5) Should the institution request restitution as sought by the prosecutor, to facilitate the plea agreement? Assume the prosecution has charged the student and seeks a plea agreement that involves the payment of restitution. Assume further that the state cannot seek restitution unless the victim requests it. It’s clear that the institution’s relationship with law enforcement would benefit from making the request. But what are the other interests?
The following information would be important to resolve this question:
- What is the cost of repair?
- What is the insurance coverage, and what is the out-of-pocket cost to the institution?
- What is the position of the student with respect to the proposed plea agreement?
- What can the student afford to pay?
If the student is prepared to embrace the proposed agreement, and the institution can agree that it is in the student’s interest to do so, then the institution can satisfy both the student’s and the institution’s interests by doing as requested. If, however, the prosecutor is seeking the restitution request to gain leverage against the student, the interests have come into conflict. At this point the presence or absence of a future relationship with the student may be a decisive factor.
Multiple interests are implicated when outside law enforcement agencies come onto campus. These interests may align, or conflict, depending on the specific facts and circumstances.
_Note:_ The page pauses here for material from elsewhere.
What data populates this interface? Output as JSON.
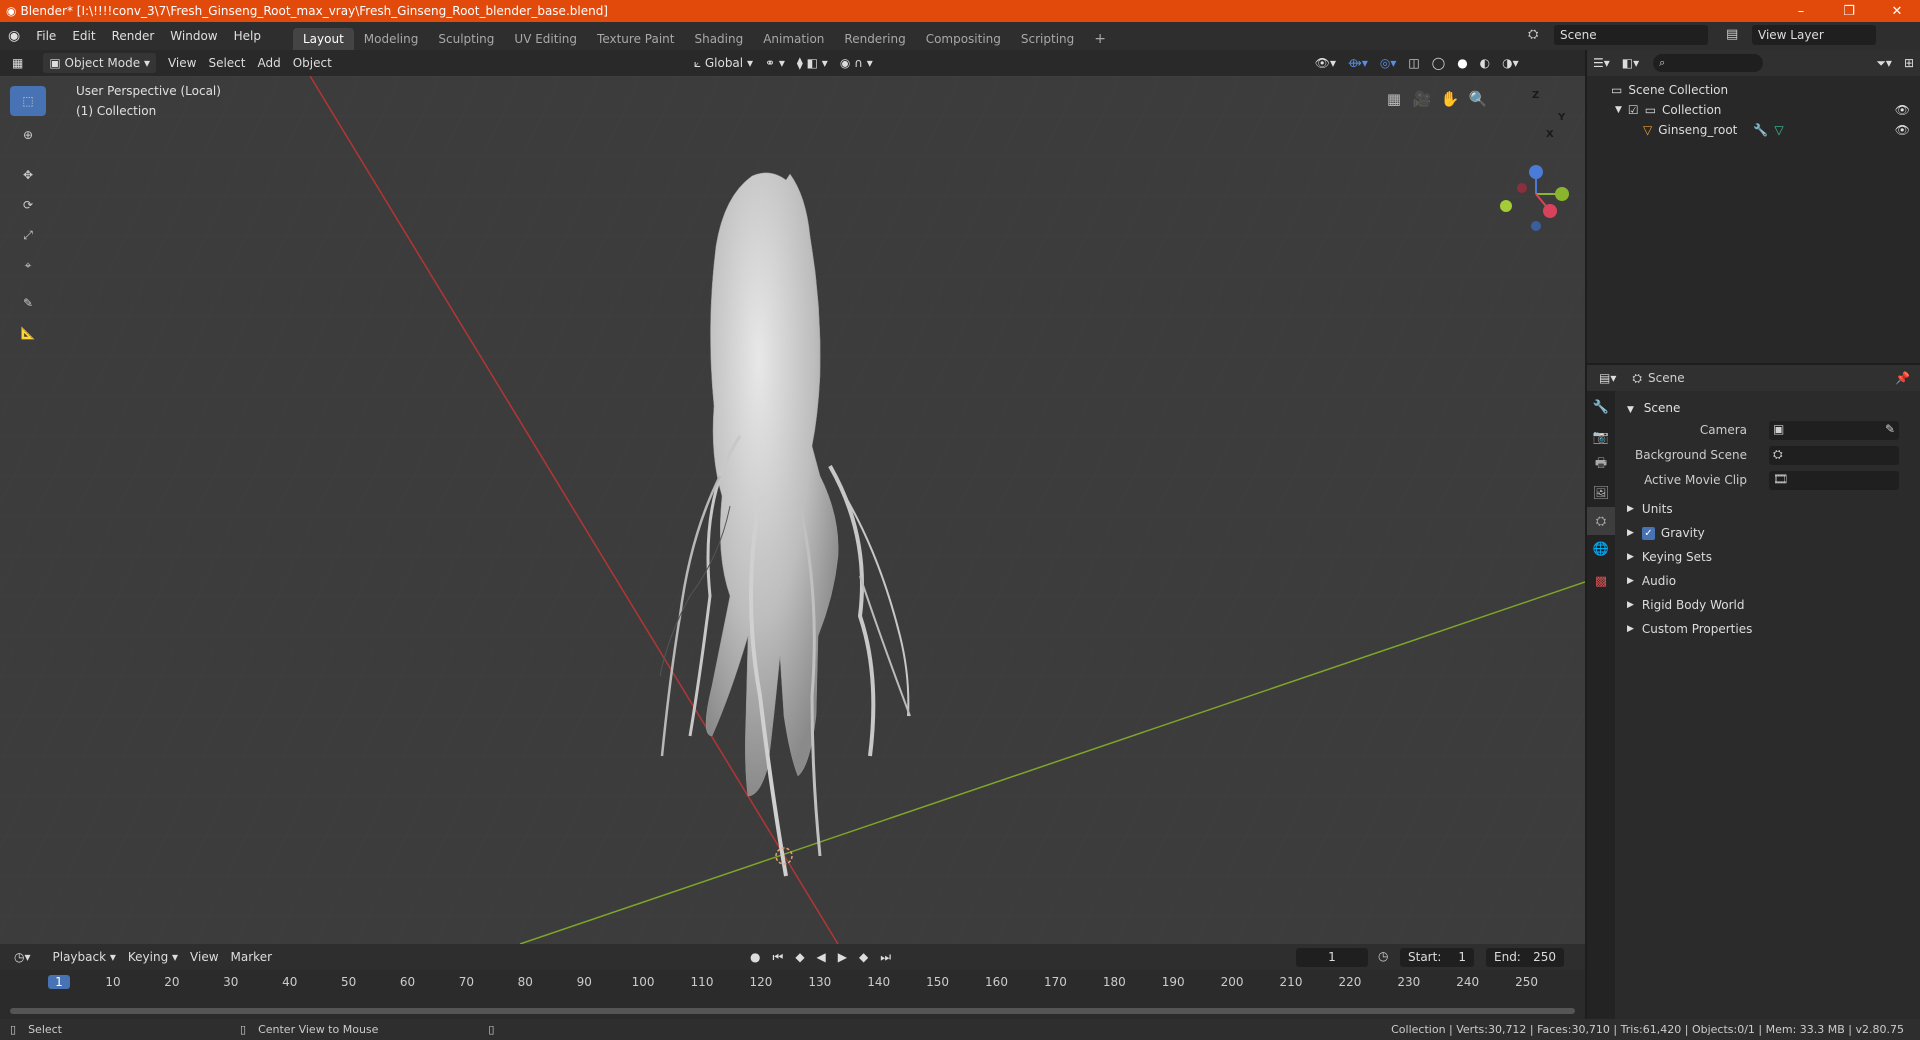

The recognition and appropriate balancing of these various interests is a high-level responsibility that should be made by senior administration, with counsel, so that a proper (and privileged) assessment of these competing interests can be made. The practical result may well be more a calculated weighing of interests than Portia’s “gentle rain from heaven.”